Phone-Based Intimacy Enhancement Intervention for Couples facing Breast Cancer
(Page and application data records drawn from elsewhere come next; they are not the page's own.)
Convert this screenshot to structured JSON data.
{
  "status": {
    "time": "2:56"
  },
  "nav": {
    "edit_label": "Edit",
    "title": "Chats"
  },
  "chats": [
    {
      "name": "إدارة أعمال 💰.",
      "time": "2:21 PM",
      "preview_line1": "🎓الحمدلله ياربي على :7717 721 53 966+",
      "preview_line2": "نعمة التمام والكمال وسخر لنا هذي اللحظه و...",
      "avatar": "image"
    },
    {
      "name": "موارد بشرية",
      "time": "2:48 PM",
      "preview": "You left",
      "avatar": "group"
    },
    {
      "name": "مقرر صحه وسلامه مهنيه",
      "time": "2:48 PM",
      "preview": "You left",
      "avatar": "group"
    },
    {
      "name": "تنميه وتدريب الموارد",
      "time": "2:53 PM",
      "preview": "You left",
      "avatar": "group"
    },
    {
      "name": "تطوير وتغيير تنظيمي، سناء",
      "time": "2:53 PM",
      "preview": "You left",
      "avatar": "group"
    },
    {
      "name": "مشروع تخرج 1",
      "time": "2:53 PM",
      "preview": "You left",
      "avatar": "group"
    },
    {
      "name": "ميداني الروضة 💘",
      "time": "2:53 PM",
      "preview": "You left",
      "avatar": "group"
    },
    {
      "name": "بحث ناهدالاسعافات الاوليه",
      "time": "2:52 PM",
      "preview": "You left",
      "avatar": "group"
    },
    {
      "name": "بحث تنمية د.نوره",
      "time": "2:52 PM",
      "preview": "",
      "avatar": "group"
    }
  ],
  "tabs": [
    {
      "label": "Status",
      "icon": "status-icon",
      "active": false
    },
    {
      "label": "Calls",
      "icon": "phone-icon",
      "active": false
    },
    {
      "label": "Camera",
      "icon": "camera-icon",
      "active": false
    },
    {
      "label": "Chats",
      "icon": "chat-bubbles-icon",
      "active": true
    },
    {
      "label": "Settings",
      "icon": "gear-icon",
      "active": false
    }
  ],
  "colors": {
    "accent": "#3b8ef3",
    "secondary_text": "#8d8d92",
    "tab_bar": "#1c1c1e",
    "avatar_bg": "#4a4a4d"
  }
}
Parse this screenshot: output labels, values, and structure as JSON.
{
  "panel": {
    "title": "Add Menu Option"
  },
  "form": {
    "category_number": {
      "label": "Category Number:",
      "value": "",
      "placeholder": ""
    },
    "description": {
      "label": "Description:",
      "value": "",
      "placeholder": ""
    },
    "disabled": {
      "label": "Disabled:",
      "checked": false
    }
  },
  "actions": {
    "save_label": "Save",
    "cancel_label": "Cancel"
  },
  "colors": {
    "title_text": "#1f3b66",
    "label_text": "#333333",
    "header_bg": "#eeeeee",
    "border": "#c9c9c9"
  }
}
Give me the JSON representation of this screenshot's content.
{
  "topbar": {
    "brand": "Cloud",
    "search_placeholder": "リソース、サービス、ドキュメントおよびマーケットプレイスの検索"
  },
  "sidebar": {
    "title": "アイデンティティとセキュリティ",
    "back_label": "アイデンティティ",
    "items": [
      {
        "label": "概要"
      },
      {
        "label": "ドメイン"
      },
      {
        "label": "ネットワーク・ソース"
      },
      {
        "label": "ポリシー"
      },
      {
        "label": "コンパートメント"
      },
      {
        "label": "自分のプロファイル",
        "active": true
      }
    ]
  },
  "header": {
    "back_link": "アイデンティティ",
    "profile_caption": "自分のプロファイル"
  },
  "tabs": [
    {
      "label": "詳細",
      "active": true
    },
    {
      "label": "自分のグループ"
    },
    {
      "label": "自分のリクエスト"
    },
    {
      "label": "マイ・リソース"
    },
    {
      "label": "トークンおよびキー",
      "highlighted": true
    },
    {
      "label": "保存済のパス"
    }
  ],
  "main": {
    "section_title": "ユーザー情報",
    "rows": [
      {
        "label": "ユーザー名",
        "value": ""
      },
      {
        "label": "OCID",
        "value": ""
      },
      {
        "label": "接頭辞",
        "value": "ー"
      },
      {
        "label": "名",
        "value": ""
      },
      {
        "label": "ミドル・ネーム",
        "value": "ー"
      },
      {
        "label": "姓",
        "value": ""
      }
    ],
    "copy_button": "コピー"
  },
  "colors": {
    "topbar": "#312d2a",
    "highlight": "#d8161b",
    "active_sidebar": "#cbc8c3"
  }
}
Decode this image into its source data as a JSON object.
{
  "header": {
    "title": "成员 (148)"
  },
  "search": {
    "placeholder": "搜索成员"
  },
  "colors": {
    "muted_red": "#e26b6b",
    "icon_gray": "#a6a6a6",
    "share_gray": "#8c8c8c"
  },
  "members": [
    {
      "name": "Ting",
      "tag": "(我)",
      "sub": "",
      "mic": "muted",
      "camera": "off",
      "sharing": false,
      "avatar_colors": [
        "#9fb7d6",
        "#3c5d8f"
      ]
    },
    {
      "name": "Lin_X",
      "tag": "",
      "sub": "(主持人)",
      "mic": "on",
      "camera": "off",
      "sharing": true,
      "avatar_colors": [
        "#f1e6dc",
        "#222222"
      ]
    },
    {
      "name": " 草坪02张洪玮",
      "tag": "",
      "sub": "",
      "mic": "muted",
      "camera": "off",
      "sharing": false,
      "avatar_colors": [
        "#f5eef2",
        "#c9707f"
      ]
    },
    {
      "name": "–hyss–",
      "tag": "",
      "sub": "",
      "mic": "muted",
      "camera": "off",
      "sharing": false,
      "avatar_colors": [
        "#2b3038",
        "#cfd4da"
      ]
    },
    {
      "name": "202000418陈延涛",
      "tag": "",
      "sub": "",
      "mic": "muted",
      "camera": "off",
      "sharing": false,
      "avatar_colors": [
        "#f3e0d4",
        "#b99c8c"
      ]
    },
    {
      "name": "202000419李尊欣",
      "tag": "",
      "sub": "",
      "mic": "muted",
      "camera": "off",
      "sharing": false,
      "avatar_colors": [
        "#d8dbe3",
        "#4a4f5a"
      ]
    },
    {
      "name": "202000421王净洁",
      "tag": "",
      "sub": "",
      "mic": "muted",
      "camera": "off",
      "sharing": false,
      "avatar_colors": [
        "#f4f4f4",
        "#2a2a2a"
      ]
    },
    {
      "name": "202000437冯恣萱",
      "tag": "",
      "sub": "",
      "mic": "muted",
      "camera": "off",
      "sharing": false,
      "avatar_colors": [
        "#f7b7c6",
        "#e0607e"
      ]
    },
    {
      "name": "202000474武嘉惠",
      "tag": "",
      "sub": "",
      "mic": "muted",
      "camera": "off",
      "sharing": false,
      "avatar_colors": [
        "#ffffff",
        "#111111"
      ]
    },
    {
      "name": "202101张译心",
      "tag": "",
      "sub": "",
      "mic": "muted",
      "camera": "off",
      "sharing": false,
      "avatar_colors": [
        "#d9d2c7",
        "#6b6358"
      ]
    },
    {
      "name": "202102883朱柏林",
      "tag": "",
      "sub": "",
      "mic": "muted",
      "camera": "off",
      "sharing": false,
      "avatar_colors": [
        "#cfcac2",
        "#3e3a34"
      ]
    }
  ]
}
The majority of women diagnosed and treated for breast cancer survive 5 years past diagnosis, making quality of life (QOL) concerns highly salient. Sexual concerns are common and distressing for many women with breast cancer and serve as a major source of QOL impairment. Unlike other aspects of QOL that improve over time after breast cancer treatment, sexual concerns often persist and do not typically resolve without intervention. Yet these concerns are typically neglected in patients' care, leaving them underdiagnosed and undertreated. Addressing breast cancer survivors' sexual concerns can reduce distress, support their intimate relationships, and foster effective adjustment. However, existing sexual QOL interventions that address the sexual concerns of breast cancer survivors suffer from limitations in both content and format. For instance, existing sexual QOL interventions do not include current management recommendations and are not generally in a format that can be widely disseminated. A telephone-based format is a viable, effective alternative to in- person counseling that would enhance the potential for dissemination and be ideal for reaching long-term survivors. Previously, the PI demonstrated that demonstrated that a 4-session telephone-based Intimacy Enhancement (IE) intervention improved intimacy and sexual outcomes for colorectal cancer patients and their partners. This intervention holds promise for addressing the concerns of breast cancer survivors, but additional work is needed to tailor this intervention to breast cancer survivors because these populations differ in their experiences of sexual concerns, in the risk factors for worse sexual morbidity, and in appropriate management approaches. The central goal of the proposed research is to tailor the telephone-based IE intervention to breast cancer survivors and conduct a preliminary test of the intervention in a controlled trial. First, qualitative focus groups will identify patient preferencs for content and structure which will be used to tailor the intervention to the needs of this population subsequent cognitive interviews will ensure comprehensibility. Second, the pilot trial will examine the feasibility, acceptability, and preliminary efficacy on patient and partner sexual QOL and relationship outcomes, and on patient psychosocial outcomes (e.g., body image distress). Finally, based on the rationale that barriers exist that limit participation in intensiv sexual QOL interventions for breast cancer survivors, an innovative developmental aim will investigate the perspectives of study-eligible patient candidates who opt out of participating in the pilot trial. This developmental investigation will identify the participation barriers and intervention preferences of breast cancer survivors with sexual concerns who opt out of the intensive trial in order to inform the development of different interventions for future study. Ultimately, this program of research will lead to the availability of a range of interventions well equipped to address the undertreated area of sexual QOL for those with breast and potentially other cancers.